The new entryways would be a “minor” modification to the street design, attorney Neisen Kasdin of the Akerman firm wrote in a letter dated Jan. 19, impacting the surrounding sidewalk, landscaping, street lights, and eliminating about five parallel parking spaces.
Niether DDR or Kasdin responded to requests for comment on Wednesday. We will update this post as more information becomes available.
As for the fewer parking spaces, Kasdin writes that won’t be a problem: the South Block South Retail project (codename for Walmart) will have a parking garage with capacity to accommodate more than 600 vehicles. The modifications won’t affect the surrounding streets because there are currently “few pedestrian trips within the immediate area,” Kasdin adds.
The placing of the loading dock and garage entry/exit on N.E. First Avenue “is a deliberate attempt to eliminate the prospect of any adverse impacts to the district generally and specifically to N. Miami Avenue and NE 31“ Street,” the letter states.
There has been a debate in the Midtown community since Walmart announced its plans to move in last October.

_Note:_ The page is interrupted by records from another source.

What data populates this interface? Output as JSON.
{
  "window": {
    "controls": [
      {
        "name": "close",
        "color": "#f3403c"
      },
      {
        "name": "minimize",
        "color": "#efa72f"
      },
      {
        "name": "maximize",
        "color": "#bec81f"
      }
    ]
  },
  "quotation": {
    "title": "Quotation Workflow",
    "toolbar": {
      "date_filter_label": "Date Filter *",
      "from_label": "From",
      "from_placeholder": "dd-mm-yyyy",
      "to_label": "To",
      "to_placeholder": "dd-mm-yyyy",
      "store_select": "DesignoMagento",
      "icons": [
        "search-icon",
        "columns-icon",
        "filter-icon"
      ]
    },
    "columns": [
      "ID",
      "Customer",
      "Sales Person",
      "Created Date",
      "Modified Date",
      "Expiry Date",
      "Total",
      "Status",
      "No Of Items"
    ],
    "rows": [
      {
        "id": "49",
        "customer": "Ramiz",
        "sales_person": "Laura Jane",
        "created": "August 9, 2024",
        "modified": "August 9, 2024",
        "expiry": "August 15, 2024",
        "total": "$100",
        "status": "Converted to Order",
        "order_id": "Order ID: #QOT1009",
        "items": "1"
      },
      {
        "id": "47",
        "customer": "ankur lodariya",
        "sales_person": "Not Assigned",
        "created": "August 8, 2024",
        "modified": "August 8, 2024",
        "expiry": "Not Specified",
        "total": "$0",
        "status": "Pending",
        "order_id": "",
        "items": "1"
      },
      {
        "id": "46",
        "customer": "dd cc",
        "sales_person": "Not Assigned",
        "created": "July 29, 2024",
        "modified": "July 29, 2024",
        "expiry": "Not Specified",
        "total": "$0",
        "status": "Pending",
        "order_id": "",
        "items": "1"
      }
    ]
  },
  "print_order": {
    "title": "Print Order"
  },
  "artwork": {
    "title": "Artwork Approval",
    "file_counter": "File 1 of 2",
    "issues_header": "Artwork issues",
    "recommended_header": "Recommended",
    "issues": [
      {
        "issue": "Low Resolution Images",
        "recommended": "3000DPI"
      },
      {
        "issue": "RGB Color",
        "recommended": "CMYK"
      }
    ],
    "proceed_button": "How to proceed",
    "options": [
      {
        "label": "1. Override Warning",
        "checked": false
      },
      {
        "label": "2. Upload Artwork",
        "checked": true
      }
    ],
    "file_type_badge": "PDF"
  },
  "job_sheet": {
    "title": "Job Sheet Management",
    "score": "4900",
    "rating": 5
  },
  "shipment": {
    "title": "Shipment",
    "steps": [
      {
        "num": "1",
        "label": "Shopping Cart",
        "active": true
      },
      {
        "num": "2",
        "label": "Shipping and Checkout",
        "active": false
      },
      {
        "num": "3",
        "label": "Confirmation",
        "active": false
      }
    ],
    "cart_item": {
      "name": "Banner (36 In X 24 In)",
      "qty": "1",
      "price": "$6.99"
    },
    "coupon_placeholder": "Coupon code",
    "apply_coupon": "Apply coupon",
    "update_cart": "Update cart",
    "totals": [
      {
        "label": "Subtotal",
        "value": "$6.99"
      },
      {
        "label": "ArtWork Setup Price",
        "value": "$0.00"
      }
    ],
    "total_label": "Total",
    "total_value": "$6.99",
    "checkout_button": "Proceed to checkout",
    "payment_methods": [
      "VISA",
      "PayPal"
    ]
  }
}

Some support the discount-retail store, arguing it will generate jobs for people living in the surrounding community, and others, including local blogger A.C. Fernandez, have expressed concern that Walmart will stunt the general area’s ongoing development into a hip, cultural center and snatch away customers from small businesses.
DDR’s request that the city waive the zoning regulations promises to increase the concern of those who fear the impact that Walmart will have on Midtown.
Editor’s note: To read the full proposals and Kasdin’s letters to the city, click HERE. Let us know what you think we should highlight or investigate further. More documents, including a map of the loading area and a traffic impact study, will be available soon.
To join the conversation about the Midtown Walmart, submit a post to Open Media Miami’s blog.
Finally, h/t to @GrantStern for tipping us off to this story.
This post was produced in partnership with Open Media Miami.